**Extracted entries**
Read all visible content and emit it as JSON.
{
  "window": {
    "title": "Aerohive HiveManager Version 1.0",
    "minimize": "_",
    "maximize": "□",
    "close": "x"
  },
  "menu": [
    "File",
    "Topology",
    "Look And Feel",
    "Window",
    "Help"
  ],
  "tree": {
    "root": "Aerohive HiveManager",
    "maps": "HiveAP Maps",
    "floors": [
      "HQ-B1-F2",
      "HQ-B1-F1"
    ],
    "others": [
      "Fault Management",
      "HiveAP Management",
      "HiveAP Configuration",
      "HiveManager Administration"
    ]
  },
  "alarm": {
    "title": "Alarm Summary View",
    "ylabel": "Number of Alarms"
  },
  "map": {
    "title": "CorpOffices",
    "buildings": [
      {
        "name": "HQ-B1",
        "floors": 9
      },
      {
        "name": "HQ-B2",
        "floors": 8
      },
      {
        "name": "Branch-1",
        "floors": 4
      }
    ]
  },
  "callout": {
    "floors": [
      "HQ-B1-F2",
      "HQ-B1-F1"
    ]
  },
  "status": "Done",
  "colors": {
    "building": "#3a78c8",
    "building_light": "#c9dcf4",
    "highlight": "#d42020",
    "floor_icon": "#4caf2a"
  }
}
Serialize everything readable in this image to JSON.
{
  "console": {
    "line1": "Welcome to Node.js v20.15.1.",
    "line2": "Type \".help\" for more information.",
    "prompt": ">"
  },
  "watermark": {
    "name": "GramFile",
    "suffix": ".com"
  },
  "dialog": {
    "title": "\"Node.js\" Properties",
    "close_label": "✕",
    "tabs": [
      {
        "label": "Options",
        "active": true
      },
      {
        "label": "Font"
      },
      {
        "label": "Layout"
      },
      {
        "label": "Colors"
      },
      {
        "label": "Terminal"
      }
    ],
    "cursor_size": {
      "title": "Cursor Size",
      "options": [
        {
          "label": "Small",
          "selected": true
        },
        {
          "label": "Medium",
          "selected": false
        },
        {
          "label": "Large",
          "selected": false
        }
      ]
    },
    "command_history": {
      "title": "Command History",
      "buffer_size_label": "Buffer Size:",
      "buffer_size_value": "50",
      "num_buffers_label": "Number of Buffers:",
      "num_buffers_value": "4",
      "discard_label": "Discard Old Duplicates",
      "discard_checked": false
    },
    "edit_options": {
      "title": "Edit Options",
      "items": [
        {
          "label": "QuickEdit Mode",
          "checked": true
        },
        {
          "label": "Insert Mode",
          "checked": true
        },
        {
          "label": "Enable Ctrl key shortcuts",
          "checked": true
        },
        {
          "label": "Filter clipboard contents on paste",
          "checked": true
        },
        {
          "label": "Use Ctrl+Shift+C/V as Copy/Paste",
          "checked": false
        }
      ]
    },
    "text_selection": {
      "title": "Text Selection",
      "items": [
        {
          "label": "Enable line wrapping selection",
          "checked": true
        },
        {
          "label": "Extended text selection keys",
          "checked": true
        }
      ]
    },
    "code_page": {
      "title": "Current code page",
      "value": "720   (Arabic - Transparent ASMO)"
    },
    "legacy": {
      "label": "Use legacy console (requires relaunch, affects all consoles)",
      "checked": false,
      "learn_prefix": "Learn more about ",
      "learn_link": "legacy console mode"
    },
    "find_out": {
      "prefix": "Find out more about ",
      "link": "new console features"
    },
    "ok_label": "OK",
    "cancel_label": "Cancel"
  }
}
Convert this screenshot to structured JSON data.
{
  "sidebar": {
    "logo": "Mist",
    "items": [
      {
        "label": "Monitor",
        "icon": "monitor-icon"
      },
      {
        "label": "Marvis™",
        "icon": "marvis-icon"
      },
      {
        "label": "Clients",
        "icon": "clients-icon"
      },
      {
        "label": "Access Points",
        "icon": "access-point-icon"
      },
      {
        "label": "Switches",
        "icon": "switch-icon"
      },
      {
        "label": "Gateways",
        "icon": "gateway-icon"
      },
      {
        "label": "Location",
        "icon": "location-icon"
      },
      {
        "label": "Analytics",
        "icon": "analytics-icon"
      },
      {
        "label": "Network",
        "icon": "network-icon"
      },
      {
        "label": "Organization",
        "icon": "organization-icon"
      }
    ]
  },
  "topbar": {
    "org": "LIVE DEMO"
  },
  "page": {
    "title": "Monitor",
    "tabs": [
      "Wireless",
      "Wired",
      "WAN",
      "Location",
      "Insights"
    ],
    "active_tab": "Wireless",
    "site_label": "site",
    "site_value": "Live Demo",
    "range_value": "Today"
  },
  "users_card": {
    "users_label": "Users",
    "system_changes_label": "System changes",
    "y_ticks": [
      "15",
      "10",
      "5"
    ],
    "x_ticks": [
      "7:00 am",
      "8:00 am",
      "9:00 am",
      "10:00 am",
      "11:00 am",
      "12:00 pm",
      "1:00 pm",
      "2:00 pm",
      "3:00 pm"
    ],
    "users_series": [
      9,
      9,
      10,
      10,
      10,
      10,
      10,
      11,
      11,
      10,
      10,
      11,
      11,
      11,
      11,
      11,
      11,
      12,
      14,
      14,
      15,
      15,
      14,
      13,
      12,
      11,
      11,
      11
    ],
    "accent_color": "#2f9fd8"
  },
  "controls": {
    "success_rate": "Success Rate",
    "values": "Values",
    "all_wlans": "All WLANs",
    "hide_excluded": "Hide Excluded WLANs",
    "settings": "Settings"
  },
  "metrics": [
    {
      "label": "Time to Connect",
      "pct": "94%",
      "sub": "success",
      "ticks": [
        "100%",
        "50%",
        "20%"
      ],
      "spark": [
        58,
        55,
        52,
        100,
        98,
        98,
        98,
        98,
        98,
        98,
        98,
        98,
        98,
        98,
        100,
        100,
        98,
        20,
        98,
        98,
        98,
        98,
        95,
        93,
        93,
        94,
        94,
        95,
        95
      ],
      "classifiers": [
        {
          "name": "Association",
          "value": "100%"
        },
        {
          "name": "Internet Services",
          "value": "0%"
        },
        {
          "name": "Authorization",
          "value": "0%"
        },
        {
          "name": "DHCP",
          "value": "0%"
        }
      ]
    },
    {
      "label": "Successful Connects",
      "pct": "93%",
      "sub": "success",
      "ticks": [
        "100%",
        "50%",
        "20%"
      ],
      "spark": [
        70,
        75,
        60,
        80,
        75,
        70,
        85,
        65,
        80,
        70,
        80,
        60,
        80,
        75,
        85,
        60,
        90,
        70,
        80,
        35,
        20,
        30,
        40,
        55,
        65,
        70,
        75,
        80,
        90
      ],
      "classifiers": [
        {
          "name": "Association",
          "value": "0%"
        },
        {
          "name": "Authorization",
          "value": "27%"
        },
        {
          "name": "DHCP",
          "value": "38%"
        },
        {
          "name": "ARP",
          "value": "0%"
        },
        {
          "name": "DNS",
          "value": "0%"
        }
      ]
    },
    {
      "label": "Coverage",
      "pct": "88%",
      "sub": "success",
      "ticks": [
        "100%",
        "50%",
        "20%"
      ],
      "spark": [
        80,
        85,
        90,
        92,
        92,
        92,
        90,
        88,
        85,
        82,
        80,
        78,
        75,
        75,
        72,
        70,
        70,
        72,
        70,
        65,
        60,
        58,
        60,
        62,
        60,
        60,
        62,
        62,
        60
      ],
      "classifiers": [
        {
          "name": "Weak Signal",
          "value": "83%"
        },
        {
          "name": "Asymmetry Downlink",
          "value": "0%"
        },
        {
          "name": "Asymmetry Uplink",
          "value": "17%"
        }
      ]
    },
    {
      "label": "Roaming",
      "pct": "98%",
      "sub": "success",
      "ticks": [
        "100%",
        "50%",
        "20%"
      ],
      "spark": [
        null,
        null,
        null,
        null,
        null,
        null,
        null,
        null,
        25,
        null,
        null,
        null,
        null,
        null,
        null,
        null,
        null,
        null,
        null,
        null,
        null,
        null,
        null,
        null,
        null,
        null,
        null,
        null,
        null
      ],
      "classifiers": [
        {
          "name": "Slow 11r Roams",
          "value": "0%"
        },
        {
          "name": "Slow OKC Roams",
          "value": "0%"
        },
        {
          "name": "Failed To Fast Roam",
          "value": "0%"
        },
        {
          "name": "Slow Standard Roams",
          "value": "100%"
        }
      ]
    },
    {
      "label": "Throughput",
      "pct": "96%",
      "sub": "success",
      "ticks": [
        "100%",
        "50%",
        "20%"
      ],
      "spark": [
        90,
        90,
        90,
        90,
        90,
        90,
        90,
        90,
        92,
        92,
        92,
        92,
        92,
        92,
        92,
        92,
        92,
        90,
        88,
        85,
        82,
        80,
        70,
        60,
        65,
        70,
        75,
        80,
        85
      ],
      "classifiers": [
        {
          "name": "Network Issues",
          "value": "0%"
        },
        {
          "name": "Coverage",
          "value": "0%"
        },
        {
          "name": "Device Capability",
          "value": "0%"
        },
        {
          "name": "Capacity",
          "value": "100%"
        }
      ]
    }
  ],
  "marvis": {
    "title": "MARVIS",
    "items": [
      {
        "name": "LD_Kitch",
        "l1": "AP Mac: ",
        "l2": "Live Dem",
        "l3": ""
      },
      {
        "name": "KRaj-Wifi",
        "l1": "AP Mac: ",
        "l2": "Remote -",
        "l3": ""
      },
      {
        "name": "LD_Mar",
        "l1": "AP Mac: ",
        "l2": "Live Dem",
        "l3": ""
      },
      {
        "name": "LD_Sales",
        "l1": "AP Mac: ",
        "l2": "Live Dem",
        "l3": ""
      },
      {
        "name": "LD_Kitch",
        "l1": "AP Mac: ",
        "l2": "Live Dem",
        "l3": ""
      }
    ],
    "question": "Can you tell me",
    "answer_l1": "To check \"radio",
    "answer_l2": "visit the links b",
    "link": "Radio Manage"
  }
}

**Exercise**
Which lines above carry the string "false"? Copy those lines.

**Answer to the exercise**
          "selected": false
          "selected": false
      "discard_checked": false
          "checked": false
      "checked": false,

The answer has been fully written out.